§ **Task statement**
Before copying, set aside the pictures; then restate exactly the lines from the one with "What's the underlying" through the last line of the records.

(Stored data)
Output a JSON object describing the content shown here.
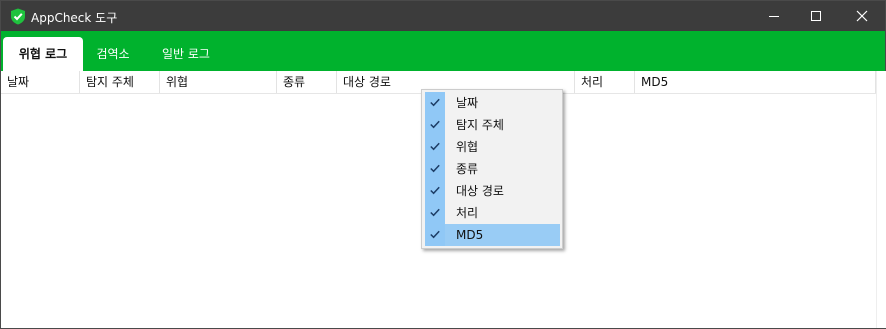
{
  "window": {
    "title": "AppCheck 도구",
    "controls": {
      "minimize": "minimize-icon",
      "maximize": "maximize-icon",
      "close": "close-icon"
    }
  },
  "tabs": [
    {
      "label": "위협 로그",
      "active": true
    },
    {
      "label": "검역소",
      "active": false
    },
    {
      "label": "일반 로그",
      "active": false
    }
  ],
  "table": {
    "columns": [
      "날짜",
      "탐지 주체",
      "위협",
      "종류",
      "대상 경로",
      "처리",
      "MD5"
    ],
    "rows": []
  },
  "context_menu": {
    "items": [
      {
        "label": "날짜",
        "checked": true
      },
      {
        "label": "탐지 주체",
        "checked": true
      },
      {
        "label": "위협",
        "checked": true
      },
      {
        "label": "종류",
        "checked": true
      },
      {
        "label": "대상 경로",
        "checked": true
      },
      {
        "label": "처리",
        "checked": true
      },
      {
        "label": "MD5",
        "checked": true,
        "highlighted": true
      }
    ]
  },
  "colors": {
    "accent": "#00b22d",
    "titlebar": "#3c3c3c",
    "menu_highlight": "#99ccf5",
    "check_background": "#90c8f6"
  }
}
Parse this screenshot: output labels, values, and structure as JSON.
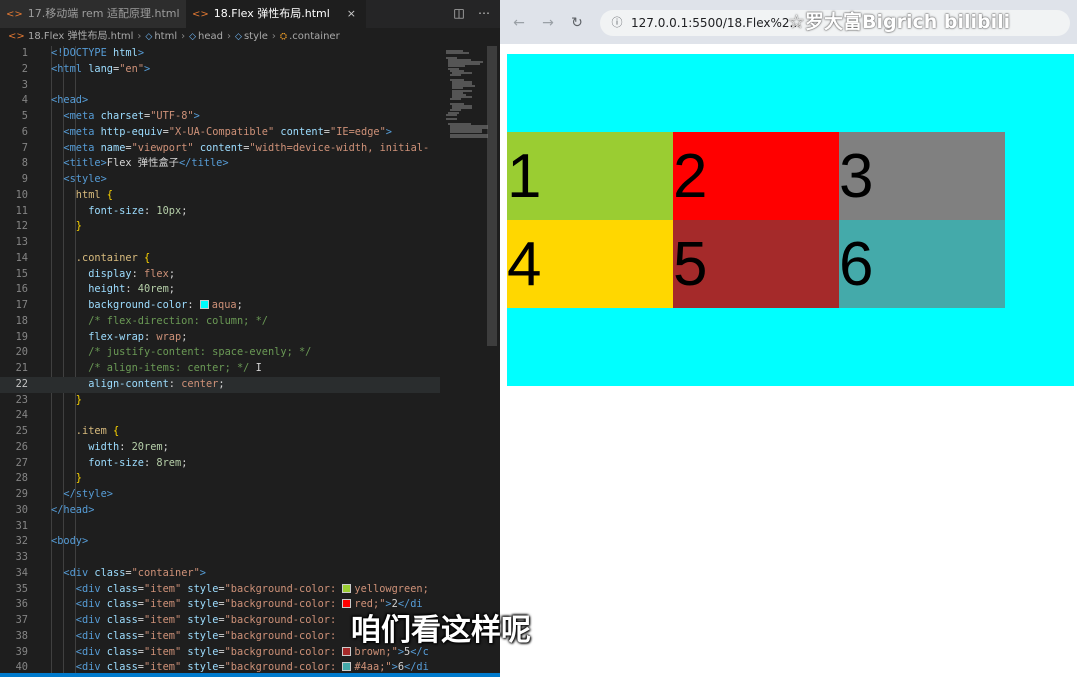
{
  "editor": {
    "tabs": [
      {
        "label": "17.移动端 rem 适配原理.html",
        "active": false
      },
      {
        "label": "18.Flex 弹性布局.html",
        "active": true
      }
    ],
    "tab_close_glyph": "×",
    "breadcrumb": [
      "18.Flex 弹性布局.html",
      "html",
      "head",
      "style",
      ".container"
    ],
    "current_line": 22,
    "lines": [
      {
        "n": 1,
        "indent": 0,
        "tokens": [
          [
            "tag",
            "<!DOCTYPE "
          ],
          [
            "attr",
            "html"
          ],
          [
            "tag",
            ">"
          ]
        ]
      },
      {
        "n": 2,
        "indent": 0,
        "tokens": [
          [
            "tag",
            "<html "
          ],
          [
            "attr",
            "lang"
          ],
          [
            "txt",
            "="
          ],
          [
            "str",
            "\"en\""
          ],
          [
            "tag",
            ">"
          ]
        ]
      },
      {
        "n": 3,
        "indent": 0,
        "tokens": []
      },
      {
        "n": 4,
        "indent": 0,
        "tokens": [
          [
            "tag",
            "<head>"
          ]
        ]
      },
      {
        "n": 5,
        "indent": 1,
        "tokens": [
          [
            "tag",
            "<meta "
          ],
          [
            "attr",
            "charset"
          ],
          [
            "txt",
            "="
          ],
          [
            "str",
            "\"UTF-8\""
          ],
          [
            "tag",
            ">"
          ]
        ]
      },
      {
        "n": 6,
        "indent": 1,
        "tokens": [
          [
            "tag",
            "<meta "
          ],
          [
            "attr",
            "http-equiv"
          ],
          [
            "txt",
            "="
          ],
          [
            "str",
            "\"X-UA-Compatible\""
          ],
          [
            "txt",
            " "
          ],
          [
            "attr",
            "content"
          ],
          [
            "txt",
            "="
          ],
          [
            "str",
            "\"IE=edge\""
          ],
          [
            "tag",
            ">"
          ]
        ]
      },
      {
        "n": 7,
        "indent": 1,
        "tokens": [
          [
            "tag",
            "<meta "
          ],
          [
            "attr",
            "name"
          ],
          [
            "txt",
            "="
          ],
          [
            "str",
            "\"viewport\""
          ],
          [
            "txt",
            " "
          ],
          [
            "attr",
            "content"
          ],
          [
            "txt",
            "="
          ],
          [
            "str",
            "\"width=device-width, initial-"
          ]
        ]
      },
      {
        "n": 8,
        "indent": 1,
        "tokens": [
          [
            "tag",
            "<title>"
          ],
          [
            "txt",
            "Flex 弹性盒子"
          ],
          [
            "tag",
            "</title>"
          ]
        ]
      },
      {
        "n": 9,
        "indent": 1,
        "tokens": [
          [
            "tag",
            "<style>"
          ]
        ]
      },
      {
        "n": 10,
        "indent": 2,
        "tokens": [
          [
            "sel",
            "html "
          ],
          [
            "brace",
            "{"
          ]
        ]
      },
      {
        "n": 11,
        "indent": 3,
        "tokens": [
          [
            "prop",
            "font-size"
          ],
          [
            "txt",
            ": "
          ],
          [
            "num",
            "10px"
          ],
          [
            "txt",
            ";"
          ]
        ]
      },
      {
        "n": 12,
        "indent": 2,
        "tokens": [
          [
            "brace",
            "}"
          ]
        ]
      },
      {
        "n": 13,
        "indent": 0,
        "tokens": []
      },
      {
        "n": 14,
        "indent": 2,
        "tokens": [
          [
            "sel",
            ".container "
          ],
          [
            "brace",
            "{"
          ]
        ]
      },
      {
        "n": 15,
        "indent": 3,
        "tokens": [
          [
            "prop",
            "display"
          ],
          [
            "txt",
            ": "
          ],
          [
            "val",
            "flex"
          ],
          [
            "txt",
            ";"
          ]
        ]
      },
      {
        "n": 16,
        "indent": 3,
        "tokens": [
          [
            "prop",
            "height"
          ],
          [
            "txt",
            ": "
          ],
          [
            "num",
            "40rem"
          ],
          [
            "txt",
            ";"
          ]
        ]
      },
      {
        "n": 17,
        "indent": 3,
        "tokens": [
          [
            "prop",
            "background-color"
          ],
          [
            "txt",
            ": "
          ],
          [
            "swatch",
            "#00ffff"
          ],
          [
            "val",
            "aqua"
          ],
          [
            "txt",
            ";"
          ]
        ]
      },
      {
        "n": 18,
        "indent": 3,
        "tokens": [
          [
            "com",
            "/* flex-direction: column; */"
          ]
        ]
      },
      {
        "n": 19,
        "indent": 3,
        "tokens": [
          [
            "prop",
            "flex-wrap"
          ],
          [
            "txt",
            ": "
          ],
          [
            "val",
            "wrap"
          ],
          [
            "txt",
            ";"
          ]
        ]
      },
      {
        "n": 20,
        "indent": 3,
        "tokens": [
          [
            "com",
            "/* justify-content: space-evenly; */"
          ]
        ]
      },
      {
        "n": 21,
        "indent": 3,
        "tokens": [
          [
            "com",
            "/* align-items: center; */"
          ],
          [
            "txt",
            " I"
          ]
        ]
      },
      {
        "n": 22,
        "indent": 3,
        "tokens": [
          [
            "prop",
            "align-content"
          ],
          [
            "txt",
            ": "
          ],
          [
            "val",
            "center"
          ],
          [
            "txt",
            ";"
          ]
        ]
      },
      {
        "n": 23,
        "indent": 2,
        "tokens": [
          [
            "brace",
            "}"
          ]
        ]
      },
      {
        "n": 24,
        "indent": 0,
        "tokens": []
      },
      {
        "n": 25,
        "indent": 2,
        "tokens": [
          [
            "sel",
            ".item "
          ],
          [
            "brace",
            "{"
          ]
        ]
      },
      {
        "n": 26,
        "indent": 3,
        "tokens": [
          [
            "prop",
            "width"
          ],
          [
            "txt",
            ": "
          ],
          [
            "num",
            "20rem"
          ],
          [
            "txt",
            ";"
          ]
        ]
      },
      {
        "n": 27,
        "indent": 3,
        "tokens": [
          [
            "prop",
            "font-size"
          ],
          [
            "txt",
            ": "
          ],
          [
            "num",
            "8rem"
          ],
          [
            "txt",
            ";"
          ]
        ]
      },
      {
        "n": 28,
        "indent": 2,
        "tokens": [
          [
            "brace",
            "}"
          ]
        ]
      },
      {
        "n": 29,
        "indent": 1,
        "tokens": [
          [
            "tag",
            "</style>"
          ]
        ]
      },
      {
        "n": 30,
        "indent": 0,
        "tokens": [
          [
            "tag",
            "</head>"
          ]
        ]
      },
      {
        "n": 31,
        "indent": 0,
        "tokens": []
      },
      {
        "n": 32,
        "indent": 0,
        "tokens": [
          [
            "tag",
            "<body>"
          ]
        ]
      },
      {
        "n": 33,
        "indent": 0,
        "tokens": []
      },
      {
        "n": 34,
        "indent": 1,
        "tokens": [
          [
            "tag",
            "<div "
          ],
          [
            "attr",
            "class"
          ],
          [
            "txt",
            "="
          ],
          [
            "str",
            "\"container\""
          ],
          [
            "tag",
            ">"
          ]
        ]
      },
      {
        "n": 35,
        "indent": 2,
        "tokens": [
          [
            "tag",
            "<div "
          ],
          [
            "attr",
            "class"
          ],
          [
            "txt",
            "="
          ],
          [
            "str",
            "\"item\""
          ],
          [
            "txt",
            " "
          ],
          [
            "attr",
            "style"
          ],
          [
            "txt",
            "="
          ],
          [
            "str",
            "\"background-color: "
          ],
          [
            "swatch",
            "#9acd32"
          ],
          [
            "str",
            "yellowgreen;"
          ]
        ]
      },
      {
        "n": 36,
        "indent": 2,
        "tokens": [
          [
            "tag",
            "<div "
          ],
          [
            "attr",
            "class"
          ],
          [
            "txt",
            "="
          ],
          [
            "str",
            "\"item\""
          ],
          [
            "txt",
            " "
          ],
          [
            "attr",
            "style"
          ],
          [
            "txt",
            "="
          ],
          [
            "str",
            "\"background-color: "
          ],
          [
            "swatch",
            "#ff0000"
          ],
          [
            "str",
            "red;\""
          ],
          [
            "tag",
            ">"
          ],
          [
            "txt",
            "2"
          ],
          [
            "tag",
            "</di"
          ]
        ]
      },
      {
        "n": 37,
        "indent": 2,
        "tokens": [
          [
            "tag",
            "<div "
          ],
          [
            "attr",
            "class"
          ],
          [
            "txt",
            "="
          ],
          [
            "str",
            "\"item\""
          ],
          [
            "txt",
            " "
          ],
          [
            "attr",
            "style"
          ],
          [
            "txt",
            "="
          ],
          [
            "str",
            "\"background-color: "
          ]
        ]
      },
      {
        "n": 38,
        "indent": 2,
        "tokens": [
          [
            "tag",
            "<div "
          ],
          [
            "attr",
            "class"
          ],
          [
            "txt",
            "="
          ],
          [
            "str",
            "\"item\""
          ],
          [
            "txt",
            " "
          ],
          [
            "attr",
            "style"
          ],
          [
            "txt",
            "="
          ],
          [
            "str",
            "\"background-color: "
          ]
        ]
      },
      {
        "n": 39,
        "indent": 2,
        "tokens": [
          [
            "tag",
            "<div "
          ],
          [
            "attr",
            "class"
          ],
          [
            "txt",
            "="
          ],
          [
            "str",
            "\"item\""
          ],
          [
            "txt",
            " "
          ],
          [
            "attr",
            "style"
          ],
          [
            "txt",
            "="
          ],
          [
            "str",
            "\"background-color: "
          ],
          [
            "swatch",
            "#a52a2a"
          ],
          [
            "str",
            "brown;\""
          ],
          [
            "tag",
            ">"
          ],
          [
            "txt",
            "5"
          ],
          [
            "tag",
            "</c"
          ]
        ]
      },
      {
        "n": 40,
        "indent": 2,
        "tokens": [
          [
            "tag",
            "<div "
          ],
          [
            "attr",
            "class"
          ],
          [
            "txt",
            "="
          ],
          [
            "str",
            "\"item\""
          ],
          [
            "txt",
            " "
          ],
          [
            "attr",
            "style"
          ],
          [
            "txt",
            "="
          ],
          [
            "str",
            "\"background-color: "
          ],
          [
            "swatch",
            "#44aaaa"
          ],
          [
            "str",
            "#4aa;\""
          ],
          [
            "tag",
            ">"
          ],
          [
            "txt",
            "6"
          ],
          [
            "tag",
            "</di"
          ]
        ]
      }
    ]
  },
  "browser": {
    "nav": {
      "back": "←",
      "forward": "→",
      "reload": "↻",
      "info": "ⓘ"
    },
    "url": "127.0.0.1:5500/18.Flex%2...",
    "watermark": "☆罗大富Bigrich bilibili",
    "container_color": "#00ffff",
    "items": [
      {
        "label": "1",
        "color": "#9acd32"
      },
      {
        "label": "2",
        "color": "#ff0000"
      },
      {
        "label": "3",
        "color": "#808080"
      },
      {
        "label": "4",
        "color": "#ffd700"
      },
      {
        "label": "5",
        "color": "#a52a2a"
      },
      {
        "label": "6",
        "color": "#44aaaa"
      }
    ]
  },
  "subtitle": "咱们看这样呢"
}
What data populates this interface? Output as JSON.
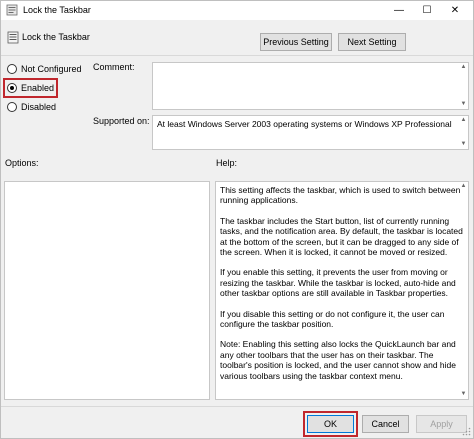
{
  "window": {
    "title": "Lock the Taskbar",
    "controls": {
      "minimize": "—",
      "maximize": "☐",
      "close": "✕"
    }
  },
  "header": {
    "title": "Lock the Taskbar",
    "previous_label": "Previous Setting",
    "next_label": "Next Setting"
  },
  "state": {
    "options": [
      {
        "label": "Not Configured",
        "selected": false
      },
      {
        "label": "Enabled",
        "selected": true
      },
      {
        "label": "Disabled",
        "selected": false
      }
    ]
  },
  "comment": {
    "label": "Comment:",
    "value": ""
  },
  "supported": {
    "label": "Supported on:",
    "value": "At least Windows Server 2003 operating systems or Windows XP Professional"
  },
  "options_panel": {
    "label": "Options:"
  },
  "help_panel": {
    "label": "Help:",
    "paragraphs": [
      "This setting affects the taskbar, which is used to switch between running applications.",
      "The taskbar includes the Start button, list of currently running tasks, and the notification area. By default, the taskbar is located at the bottom of the screen, but it can be dragged to any side of the screen. When it is locked, it cannot be moved or resized.",
      "If you enable this setting, it prevents the user from moving or resizing the taskbar. While the taskbar is locked, auto-hide and other taskbar options are still available in Taskbar properties.",
      "If you disable this setting or do not configure it, the user can configure the taskbar position.",
      "Note: Enabling this setting also locks the QuickLaunch bar and any other toolbars that the user has on their taskbar. The toolbar's position is locked, and the user cannot show and hide various toolbars using the taskbar context menu."
    ]
  },
  "footer": {
    "ok_label": "OK",
    "cancel_label": "Cancel",
    "apply_label": "Apply"
  },
  "colors": {
    "highlight": "#c0272d",
    "window_bg": "#f0f0f0",
    "focus_border": "#0078d7"
  },
  "icons": {
    "title": "policy-document-icon",
    "header": "policy-setting-icon"
  }
}
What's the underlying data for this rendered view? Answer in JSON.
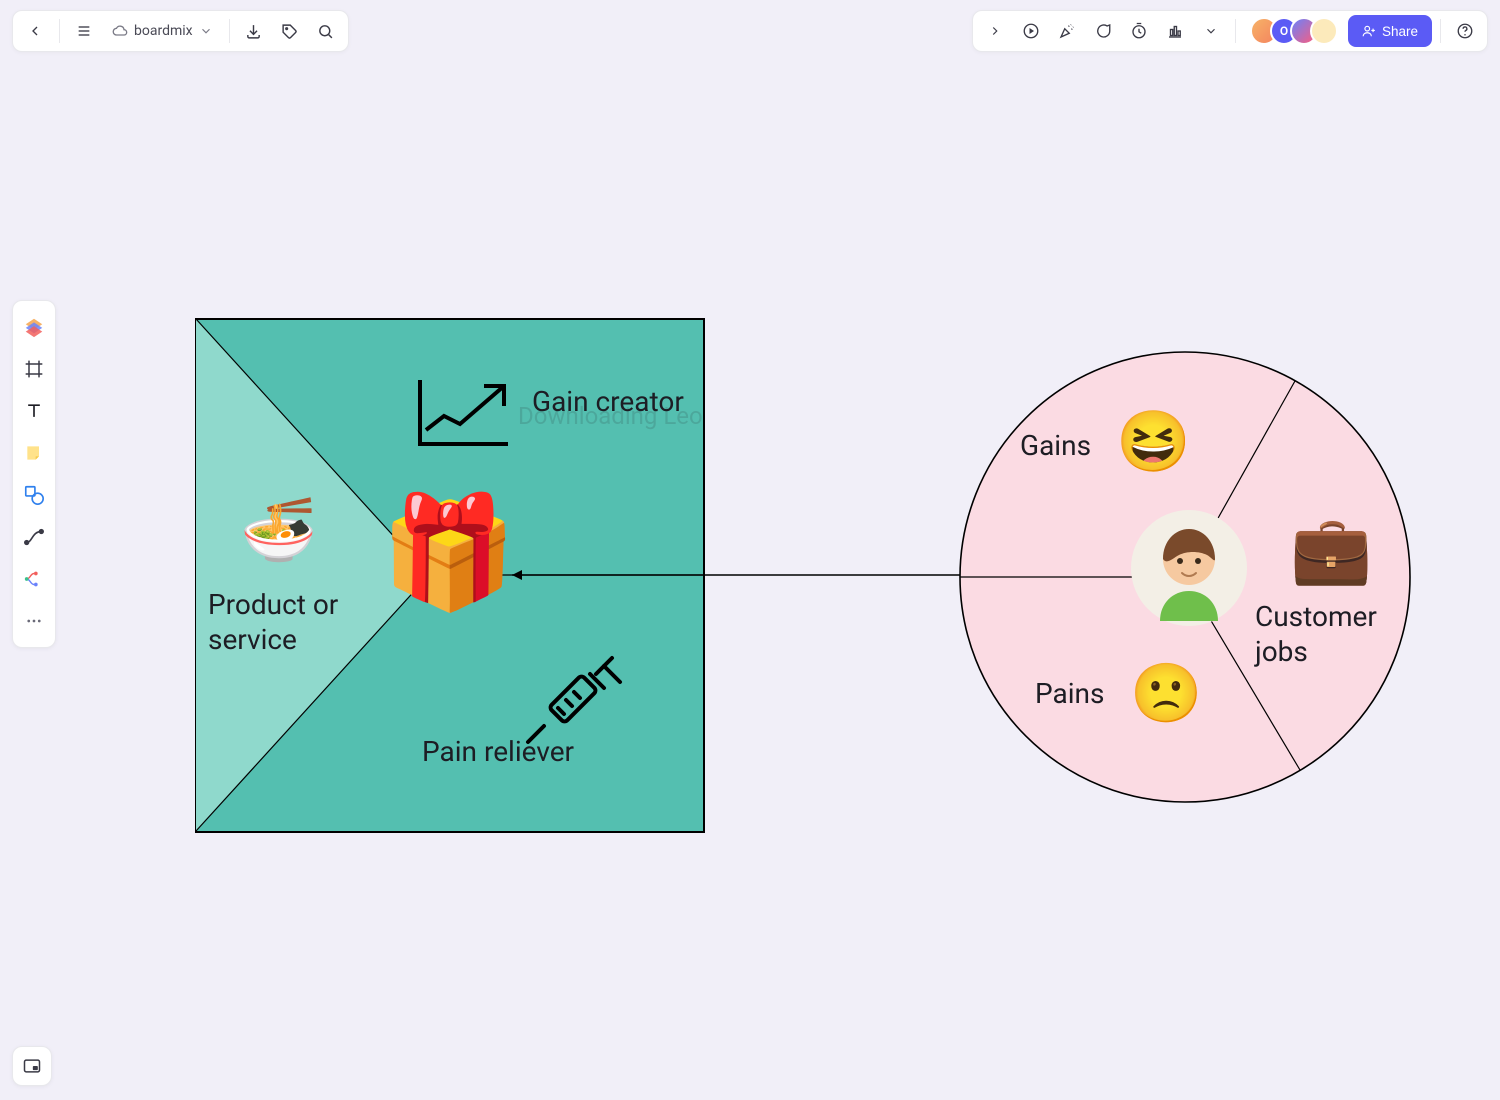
{
  "app": {
    "doc_name": "boardmix"
  },
  "toolbar_right": {
    "share_label": "Share",
    "avatars": [
      {
        "initial": ""
      },
      {
        "initial": "O"
      },
      {
        "initial": ""
      },
      {
        "initial": ""
      }
    ]
  },
  "left_tools": [
    {
      "name": "brand-logo-icon"
    },
    {
      "name": "frame-icon"
    },
    {
      "name": "text-icon"
    },
    {
      "name": "sticky-note-icon"
    },
    {
      "name": "shape-icon"
    },
    {
      "name": "connector-icon"
    },
    {
      "name": "mindmap-icon"
    },
    {
      "name": "more-icon"
    }
  ],
  "diagram": {
    "value_map": {
      "product_label": "Product or service",
      "gain_creator_label": "Gain creator",
      "pain_reliever_label": "Pain reliever",
      "watermark": "Downloading Leo"
    },
    "customer_profile": {
      "gains_label": "Gains",
      "pains_label": "Pains",
      "jobs_label": "Customer jobs"
    }
  }
}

§ **Task answer**
What's the underlying data for this rendered view? Answer in JSON.
{
  "app": {
    "doc_name": "boardmix"
  },
  "toolbar_right": {
    "share_label": "Share",
    "avatars": [
      {
        "initial": ""
      },
      {
        "initial": "O"
      },
      {
        "initial": ""
      },
      {
        "initial": ""
      }
    ]
  },
  "left_tools": [
    {
      "name": "brand-logo-icon"
    },
    {
      "name": "frame-icon"
    },
    {
      "name": "text-icon"
    },
    {
      "name": "sticky-note-icon"
    },
    {
      "name": "shape-icon"
    },
    {
      "name": "connector-icon"
    },
    {
      "name": "mindmap-icon"
    },
    {
      "name": "more-icon"
    }
  ],
  "diagram": {
    "value_map": {
      "product_label": "Product or service",
      "gain_creator_label": "Gain creator",
      "pain_reliever_label": "Pain reliever",
      "watermark": "Downloading Leo"
    },
    "customer_profile": {
      "gains_label": "Gains",
      "pains_label": "Pains",
      "jobs_label": "Customer jobs"
    }
  }
}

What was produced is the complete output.